As the coronavirus pandemic continues to spread rapidly throughout the world, the global markets are taking a hit. Whenever investors are worried about the future, they always turn to gold to protect their savings. That has rarely been more true than today. On March 2, reports have emerged that small gold bars and coins are in high demand from the consumers.
The rising demand and disruptions from the pandemic have resulted in a shortage of small gold bars, which are most popular with the consumers. The investors who manage to get a hold on the precious metal have to pay up significantly above the standard per-ounce prices that are being quoted on the financial markets in London and New York.
Some of these dealers are trying to contact clients to see if anyone wants to sell their gold bars and coins. They are even offering a rare premium over the spot prices. Other dealers have already given up trading altogether. Mark O’Byrne, the founder of GoldCore, a dealer based in Dublin, explained:
“People want to buy, not to sell gold. We have a buyers’ waiting list, and we emailed our clients seeing who wished to sell their gold. At this time, there are roughly only one or two sellers for every 99 buyers.”
The size of different products is a major reason for the current crunch. Although there is a lot of gold in a prominent trading hub like London, the banks and many other institutional investors there regularly use the big bars of 400 ounces.
That amount is not practical for a regular investor who may not want to pay up more than $600,000 for one bar of gold. On the contrary, these traders prefer kilobars of around 32 ounces, 1-ounce coins, and bars, or even something smaller.

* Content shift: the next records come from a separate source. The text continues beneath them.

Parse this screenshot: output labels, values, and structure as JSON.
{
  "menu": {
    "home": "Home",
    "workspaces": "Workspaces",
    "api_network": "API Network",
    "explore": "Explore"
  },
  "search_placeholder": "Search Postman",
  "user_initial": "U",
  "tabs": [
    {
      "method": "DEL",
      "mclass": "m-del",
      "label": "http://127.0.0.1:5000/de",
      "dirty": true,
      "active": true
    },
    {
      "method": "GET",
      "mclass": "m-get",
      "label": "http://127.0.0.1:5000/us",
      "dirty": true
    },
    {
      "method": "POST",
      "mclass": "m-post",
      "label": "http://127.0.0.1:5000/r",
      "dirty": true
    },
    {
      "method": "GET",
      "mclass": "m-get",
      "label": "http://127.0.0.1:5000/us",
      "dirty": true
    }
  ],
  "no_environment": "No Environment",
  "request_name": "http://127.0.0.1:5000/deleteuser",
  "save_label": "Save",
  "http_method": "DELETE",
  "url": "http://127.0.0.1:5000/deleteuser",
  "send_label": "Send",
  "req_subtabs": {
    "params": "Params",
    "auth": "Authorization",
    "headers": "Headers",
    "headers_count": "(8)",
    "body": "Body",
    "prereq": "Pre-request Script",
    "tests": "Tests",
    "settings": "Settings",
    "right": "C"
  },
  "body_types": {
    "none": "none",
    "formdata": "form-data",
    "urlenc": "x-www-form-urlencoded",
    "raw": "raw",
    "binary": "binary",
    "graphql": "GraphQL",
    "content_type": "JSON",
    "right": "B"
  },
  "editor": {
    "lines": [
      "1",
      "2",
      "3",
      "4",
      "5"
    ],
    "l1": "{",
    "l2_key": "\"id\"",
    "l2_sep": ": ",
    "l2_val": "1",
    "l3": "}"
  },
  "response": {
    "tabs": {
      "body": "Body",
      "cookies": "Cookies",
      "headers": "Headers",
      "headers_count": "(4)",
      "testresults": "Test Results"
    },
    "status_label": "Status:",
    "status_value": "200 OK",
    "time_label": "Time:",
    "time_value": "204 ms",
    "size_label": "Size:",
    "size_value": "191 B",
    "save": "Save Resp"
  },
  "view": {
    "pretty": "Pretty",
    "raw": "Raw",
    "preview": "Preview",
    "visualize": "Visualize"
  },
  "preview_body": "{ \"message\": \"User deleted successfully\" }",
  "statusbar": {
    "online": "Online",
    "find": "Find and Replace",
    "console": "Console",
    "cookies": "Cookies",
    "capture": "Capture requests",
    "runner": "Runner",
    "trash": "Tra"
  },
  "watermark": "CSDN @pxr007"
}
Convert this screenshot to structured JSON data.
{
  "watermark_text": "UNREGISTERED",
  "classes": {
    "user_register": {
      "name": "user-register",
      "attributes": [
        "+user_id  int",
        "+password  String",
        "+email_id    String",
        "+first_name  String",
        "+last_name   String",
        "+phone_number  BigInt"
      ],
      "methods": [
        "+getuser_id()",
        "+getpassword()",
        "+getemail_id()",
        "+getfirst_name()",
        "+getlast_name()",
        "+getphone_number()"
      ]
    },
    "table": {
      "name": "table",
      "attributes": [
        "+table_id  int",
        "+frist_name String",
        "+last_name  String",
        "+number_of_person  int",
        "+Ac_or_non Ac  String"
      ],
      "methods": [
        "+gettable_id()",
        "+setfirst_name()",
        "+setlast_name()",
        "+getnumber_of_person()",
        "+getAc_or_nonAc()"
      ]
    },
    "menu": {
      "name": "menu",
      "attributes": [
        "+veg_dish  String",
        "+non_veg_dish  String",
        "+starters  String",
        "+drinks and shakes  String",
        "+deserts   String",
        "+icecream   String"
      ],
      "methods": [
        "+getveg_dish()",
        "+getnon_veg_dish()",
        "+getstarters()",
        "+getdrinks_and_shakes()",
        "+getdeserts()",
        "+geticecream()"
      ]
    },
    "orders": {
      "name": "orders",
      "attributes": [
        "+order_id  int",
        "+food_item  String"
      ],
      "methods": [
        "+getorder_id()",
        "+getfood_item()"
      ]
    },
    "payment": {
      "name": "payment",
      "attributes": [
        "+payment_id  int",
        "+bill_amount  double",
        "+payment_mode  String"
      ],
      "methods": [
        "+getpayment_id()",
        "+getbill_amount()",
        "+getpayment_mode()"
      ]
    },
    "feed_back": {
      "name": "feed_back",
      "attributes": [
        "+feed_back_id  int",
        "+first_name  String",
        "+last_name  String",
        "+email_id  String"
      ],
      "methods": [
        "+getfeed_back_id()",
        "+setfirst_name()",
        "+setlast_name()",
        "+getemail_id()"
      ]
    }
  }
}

The smaller items are becoming quite hard to find for many reasons. First, the demand has exploded violently. However, there has also been significant pressure on supply coming from the global travel shutdowns since some mints and refineries have stopped operating or capped their production due to the local lockdowns.
The chief executive of German precious-metals retailer Degussa, Markus Krall, said that the premiums in the retail market have exploded. The average price of the products in shops is ranging between 10% and 15% higher than the spot prices. This has never happened before for Krall. Furthermore, demand is at the highest level that he has ever experienced.
Various products also command more of a premium compared to the others. The Kilobars manufactured by Argor-Heraeus SA, which is a major Swiss refiner whose plant has closed down since last week due to the current health crisis, was selling for more than 6% above the spot price. One analyst at Singapore dealer BullionStar, Ronan Manly confirmed that information. He explained:
“We are seeing an unprecedented situation where huge customer demand and the disconnect between physical prices and spot prices is driving buy premiums high.”
Currently, the spot prices coming from London or New York “are completely detached from the reality on the ground.”